## Exercise
Copy every line of the records below where the word "What" occurs.

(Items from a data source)
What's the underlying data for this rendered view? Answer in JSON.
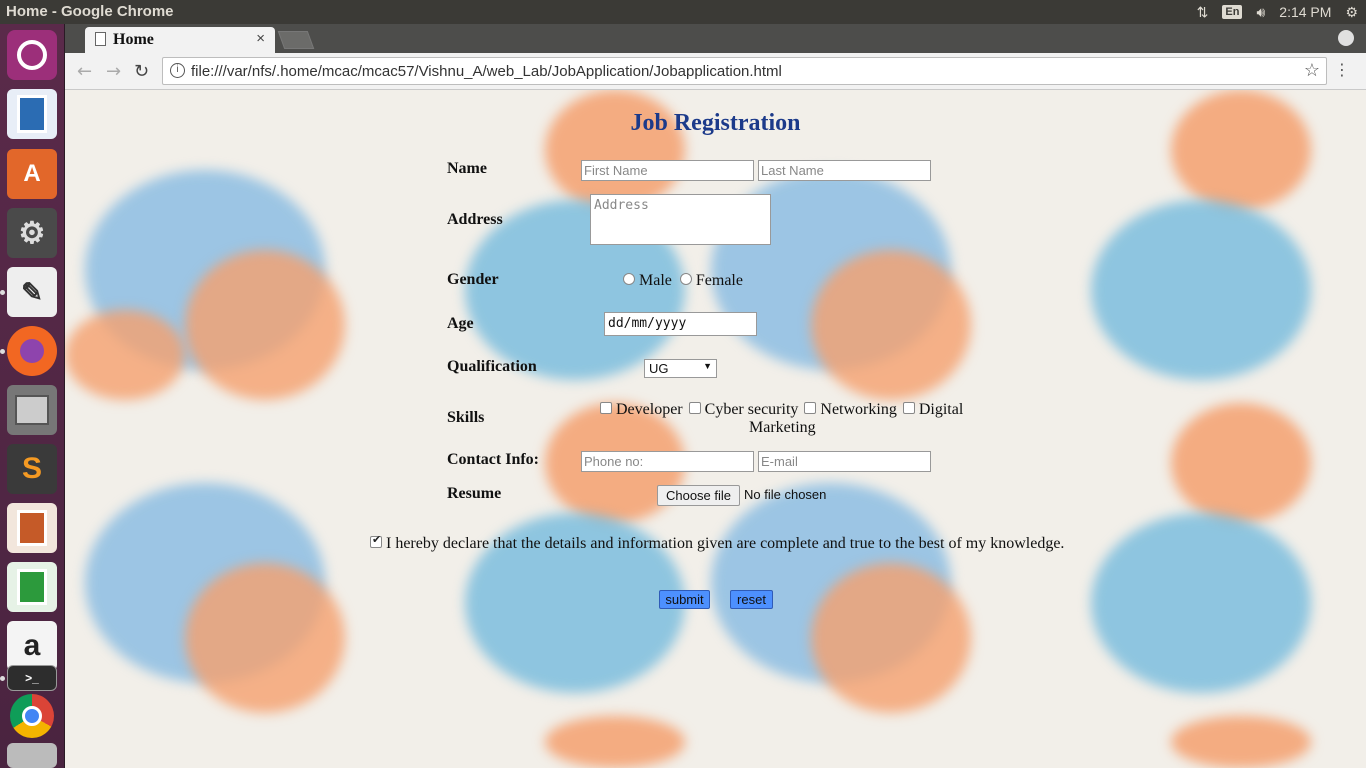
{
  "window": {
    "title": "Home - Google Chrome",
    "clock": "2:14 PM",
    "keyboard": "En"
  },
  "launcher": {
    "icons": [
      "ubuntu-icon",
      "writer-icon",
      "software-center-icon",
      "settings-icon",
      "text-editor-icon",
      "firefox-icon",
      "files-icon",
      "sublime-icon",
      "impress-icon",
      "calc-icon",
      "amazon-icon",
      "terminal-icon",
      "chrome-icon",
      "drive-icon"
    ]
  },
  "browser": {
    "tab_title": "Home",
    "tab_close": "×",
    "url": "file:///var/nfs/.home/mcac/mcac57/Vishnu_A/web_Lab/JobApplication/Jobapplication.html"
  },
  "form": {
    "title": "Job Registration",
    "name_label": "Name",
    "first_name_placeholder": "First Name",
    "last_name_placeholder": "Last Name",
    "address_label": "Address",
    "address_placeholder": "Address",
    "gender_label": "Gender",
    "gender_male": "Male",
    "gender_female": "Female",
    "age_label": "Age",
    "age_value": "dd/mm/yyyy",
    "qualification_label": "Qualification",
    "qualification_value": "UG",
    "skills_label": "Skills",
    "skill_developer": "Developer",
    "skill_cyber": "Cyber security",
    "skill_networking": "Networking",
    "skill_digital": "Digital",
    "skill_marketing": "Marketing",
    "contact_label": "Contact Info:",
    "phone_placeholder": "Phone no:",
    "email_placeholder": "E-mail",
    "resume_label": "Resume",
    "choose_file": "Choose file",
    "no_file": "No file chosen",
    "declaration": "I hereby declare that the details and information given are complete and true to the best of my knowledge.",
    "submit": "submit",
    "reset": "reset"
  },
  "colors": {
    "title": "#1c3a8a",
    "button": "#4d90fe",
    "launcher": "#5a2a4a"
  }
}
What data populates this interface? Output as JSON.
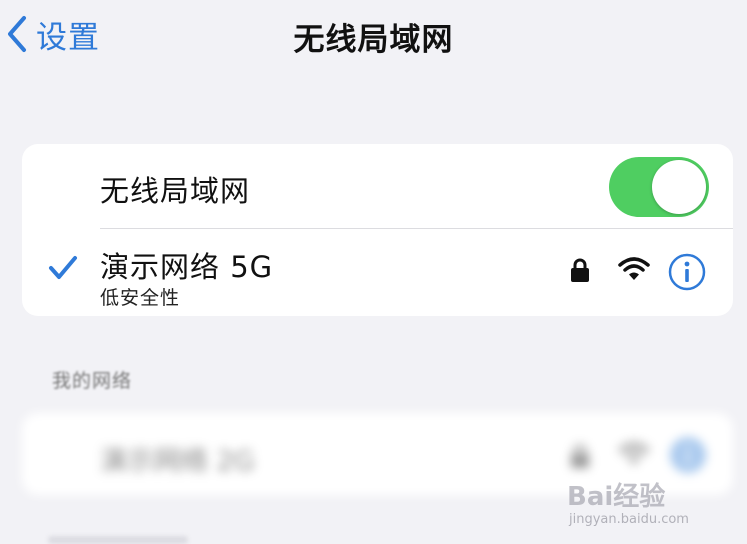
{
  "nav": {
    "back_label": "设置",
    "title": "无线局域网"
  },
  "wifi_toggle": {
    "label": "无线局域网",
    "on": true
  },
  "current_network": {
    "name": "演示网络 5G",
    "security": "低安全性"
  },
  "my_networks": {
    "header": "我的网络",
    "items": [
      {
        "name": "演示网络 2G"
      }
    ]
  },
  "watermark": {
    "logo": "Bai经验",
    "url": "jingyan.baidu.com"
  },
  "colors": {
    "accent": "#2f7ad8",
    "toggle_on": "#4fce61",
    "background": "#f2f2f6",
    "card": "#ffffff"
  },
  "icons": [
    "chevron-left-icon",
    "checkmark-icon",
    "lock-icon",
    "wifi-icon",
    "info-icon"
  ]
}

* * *

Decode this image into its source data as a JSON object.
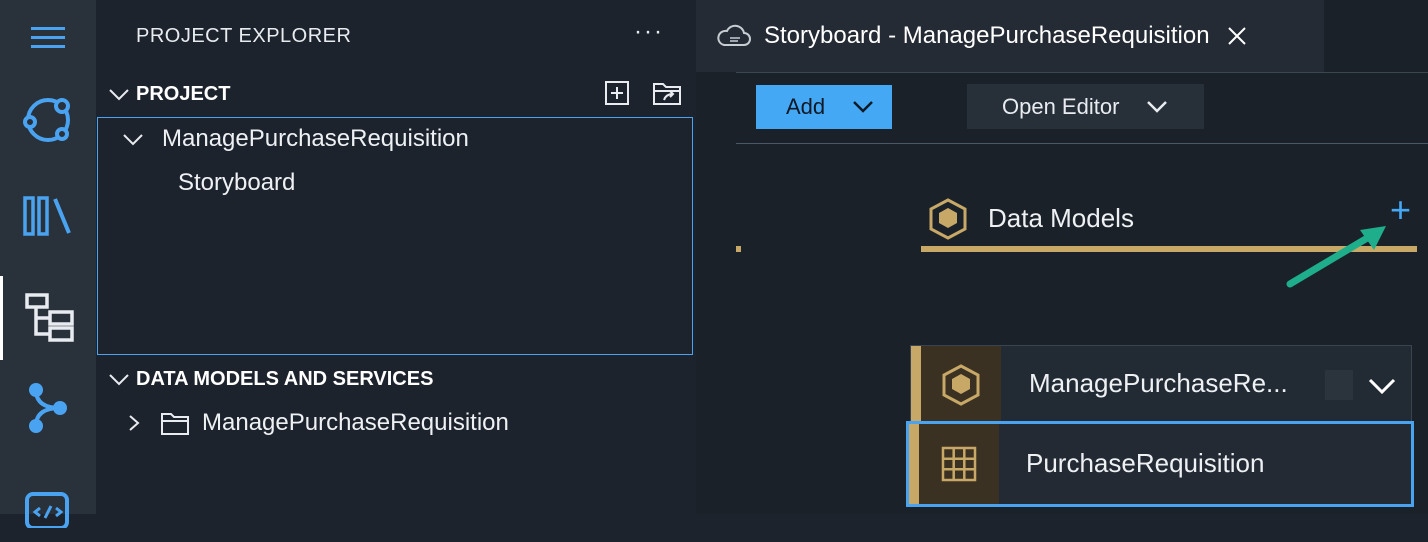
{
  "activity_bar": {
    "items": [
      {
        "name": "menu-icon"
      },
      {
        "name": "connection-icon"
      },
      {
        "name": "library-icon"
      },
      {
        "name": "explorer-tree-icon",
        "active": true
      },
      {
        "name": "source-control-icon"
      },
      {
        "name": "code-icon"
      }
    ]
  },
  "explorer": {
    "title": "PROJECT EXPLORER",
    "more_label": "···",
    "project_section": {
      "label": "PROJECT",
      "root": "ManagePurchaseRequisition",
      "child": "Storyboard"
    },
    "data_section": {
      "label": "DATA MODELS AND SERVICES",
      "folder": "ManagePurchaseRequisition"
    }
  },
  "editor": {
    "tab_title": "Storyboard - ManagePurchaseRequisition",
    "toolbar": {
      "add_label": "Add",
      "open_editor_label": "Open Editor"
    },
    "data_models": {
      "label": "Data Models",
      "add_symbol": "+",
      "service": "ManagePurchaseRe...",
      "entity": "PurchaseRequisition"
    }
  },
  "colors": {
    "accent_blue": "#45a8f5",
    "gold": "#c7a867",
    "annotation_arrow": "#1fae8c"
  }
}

## Response to this exercise
What's the underlying data for this rendered view? Answer in JSON.
What data populates this interface? Output as JSON.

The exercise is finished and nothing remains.